What resonated with buyers a few months ago, may hold little interest now. Entrepreneur Bobbi Brown who founded her wellness brand Evolution_18 and lifestyle website justBobbi after leaving her eponymous makeup line in 2017, believes that brands should focus on building an interactive community. “People are looking for a connection. People are looking for answers and certainly things they can do themselves. I do think it’s an opportunity for all brands to be able to really listen to what people are feeling and what they really want,” says Brown. “The truth is we all want the simple things—not just during this pandemic, but always. We all want to be loved, be safe, we want to be comfortable and we want to take things down a notch and be more real and authentic.”

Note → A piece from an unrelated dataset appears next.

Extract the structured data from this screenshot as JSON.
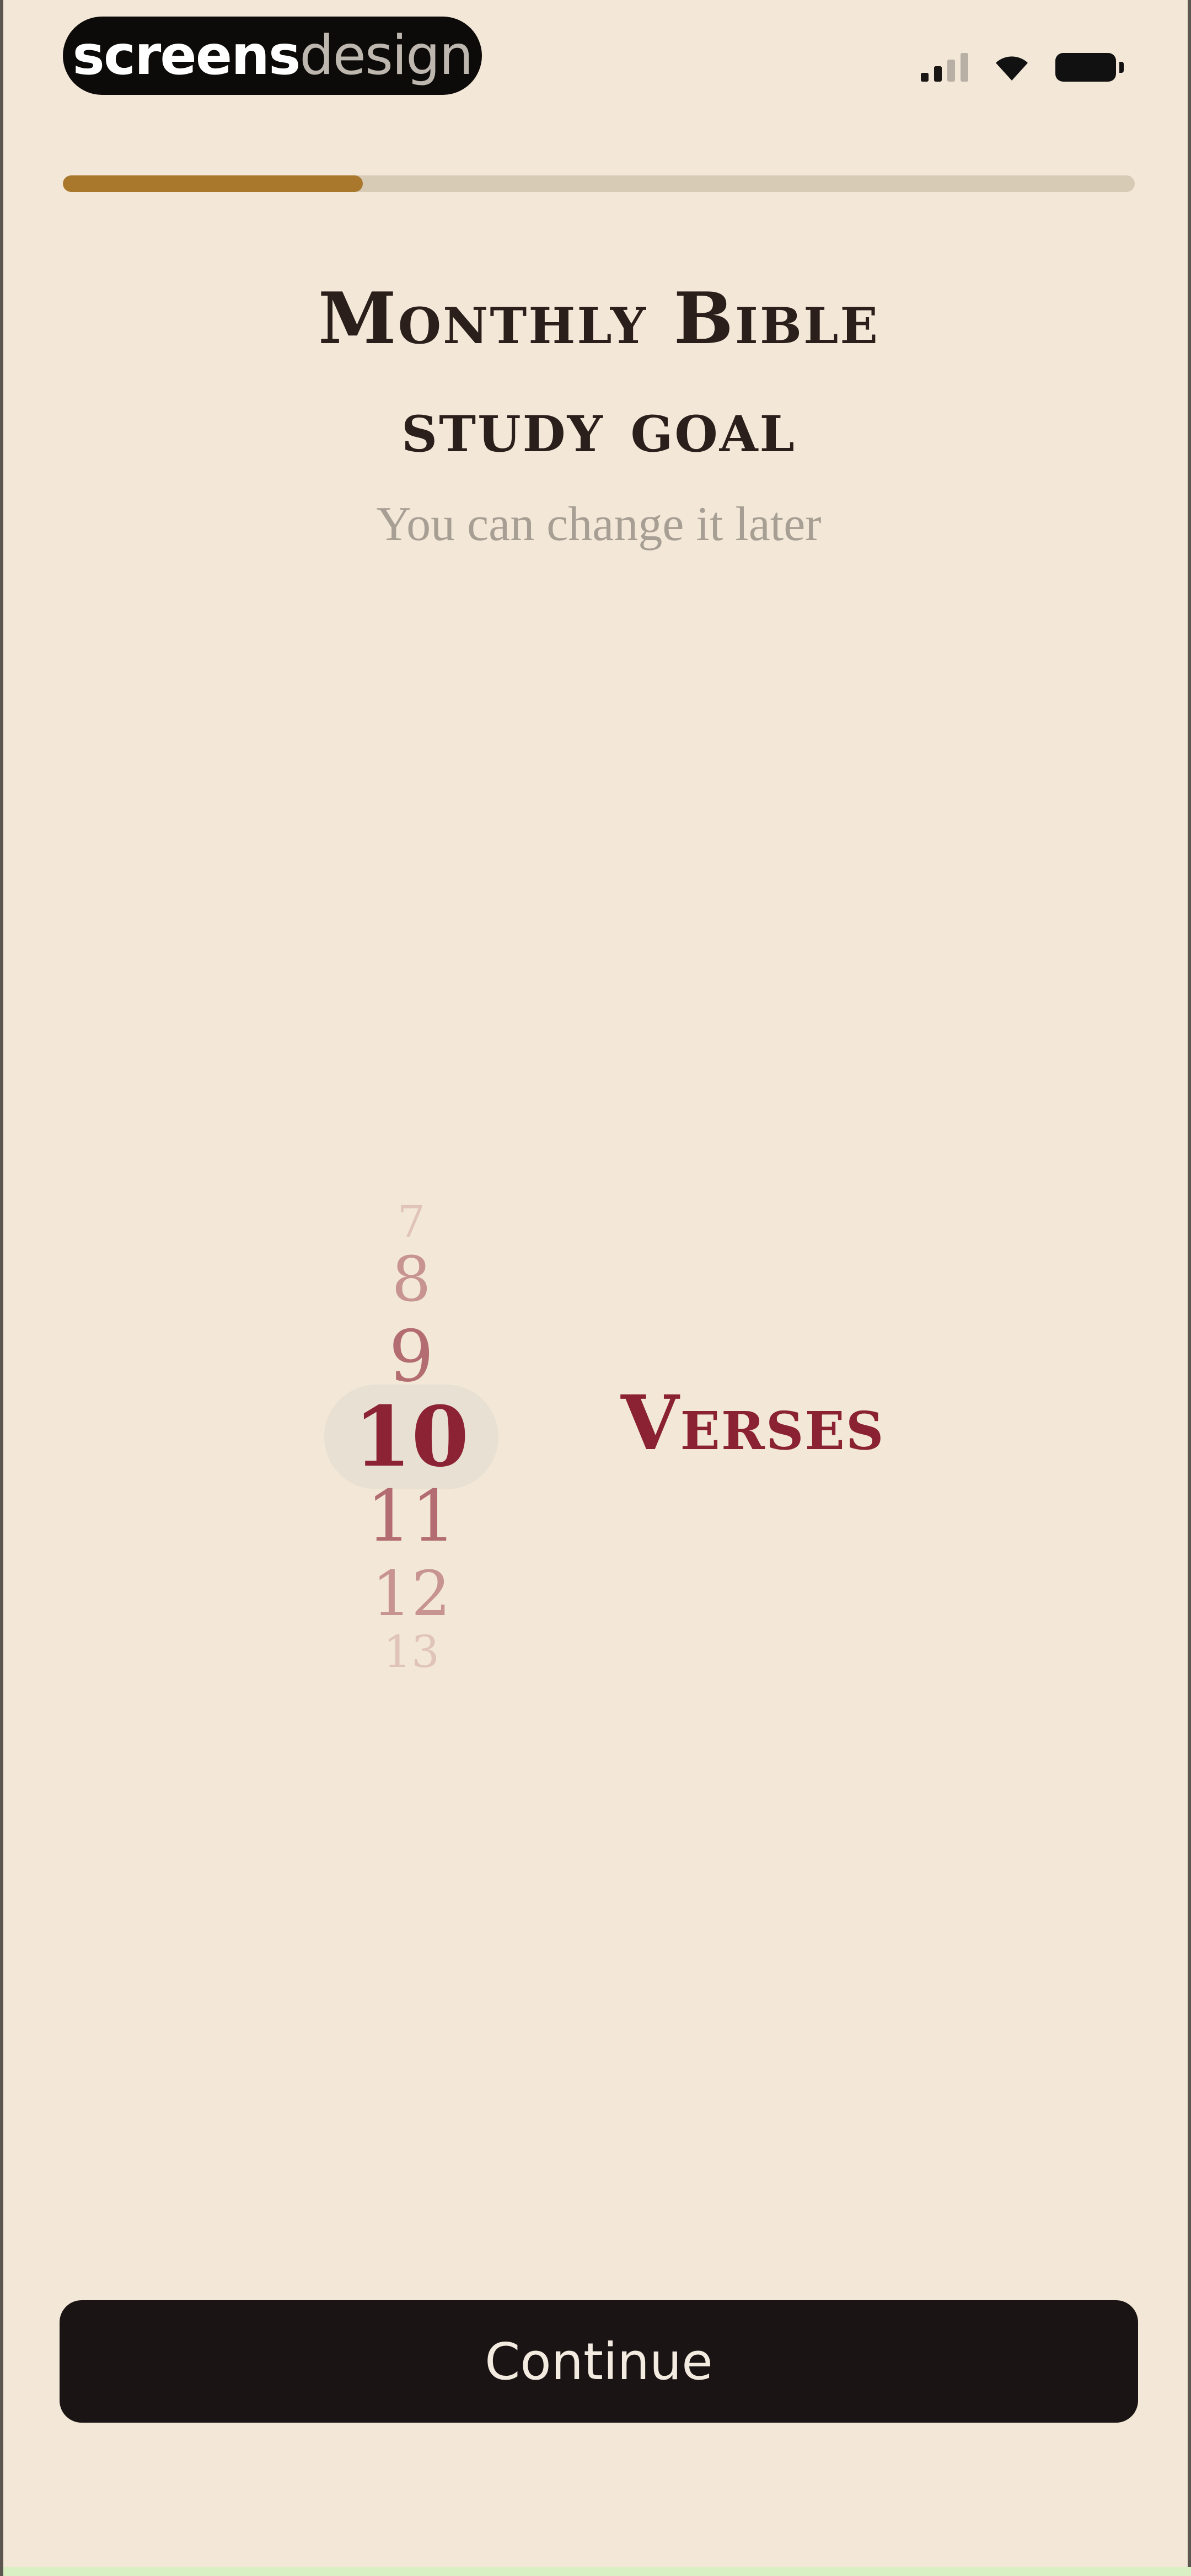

Brown has been connecting with her audience regularly through her personal Facebook and Instagram live sessions where she talks from her living room couch about positivity and health during the pandemic. “It’s not product focused at all,” says Brown. “It’s about building and strengthening community. I also see it as giving back.” For Brown, doing chats from quarantine also means letting go of high expectations about how her video will look. Explains Brown: “We’re not doing slick videos. My hair is probably a mess in some, which is fine. In the long run it will help the brand because people will see me as normal and not perfect.” That attitude taps into Brown’s belief that more than ever buyers want the brands they interact with to be real.

Share your wisdom and expertise

What do you do when your industry is on hold? With the real estate industry almost completely shut down due to the quarantine, Manhattan-based Corcoran real estate broker Cary Tamura experienced an immediate halt to his business. Posting images of gorgeous apartments that he could no longer show, seemed like an exercise in futility. A flood of calls from panicked buyers and sellers inspired him to start using his social platforms in a new way. “I found myself in constant contact with my clients updating them on what was going on with pricing, mortgages, and what I was hearing about the industry,” says Tamura. “I realized that there were probably a lot of other buyers and sellers out there who would be interested in knowing what I was learning.” Tamura began posting short videos sharing his insights and advice on the real estate market from his living room to Facebook, Instagram, and LinkedIn. “I thought, where do you turn to hear about the real estate market in NYC? Even in my small way, I wanted to provide a channel for that.”

8 Digital Strategy Updates That Brands Should Make Right Now